Mark Hertenstein and I hit the Showdown slopes for four nice almost top to bottom runs in the Big Seven area, taking advantage of about 6-8 inches of fresh powder.
We were trying to get some exercise and some tele runs in two weeks before the ski area opens on Dec. 8. I figured we got in about 3,000 feet of climbing to catch the good powder on this gray and windy day.
There was more snow about two weeks ago, but it was of a lesser quality than the snow we encountered on Sunday.
There’s great promise in the weather forecast of a pretty good dump on Tuesday night and snow throughout the week. Like other ski bums I’m hoping for a great season at Showdown.
And, finally, hunting season’s over and we can lose the hunter’s orange!
ONE WEEK EARLIER//’MEASURING’ THE FRONT
It was one of those days you had to wonder what you were doing out.

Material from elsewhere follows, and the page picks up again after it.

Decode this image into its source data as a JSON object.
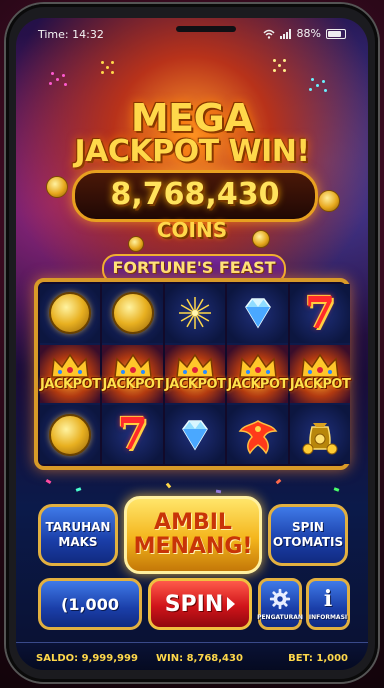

Out on the Great Plains the wind was howling. It was blowing so hard it was knocking things down on Sunday, Nov. 12.
Yet, we had pretty good information from the National Weather Service that snow as falling in the Front, so we had to check it out.
Luckily, I brought along my “rock” skis. When the day was over they had earned a few more gashes.
This “shoulder” season between hiking and skiing drives me nuts.
I can’t decide whether to climb or ski. Neither is a really good option.
It seems as though you always pick the wrong one.
Since we had such good luck at Showdown Ski Area last week we thought perhaps that there would be enough snow on Teton Pass Ski Area for some tele turns.
Although it was snowing, we had to make the most of about 2 inches of the white stuff.
It was pretty enough that we enjoyed ourselves.
While doing the Waldron Creek run south of the downhill ski area, we found the Waldron Creek Snotel apparatus --- the site that measures snow depths and precipitation. It is quite a mass of equipment that is solar-powered. It seems to be quite an investment in measuring Montana’s liquid gold ---- moisture!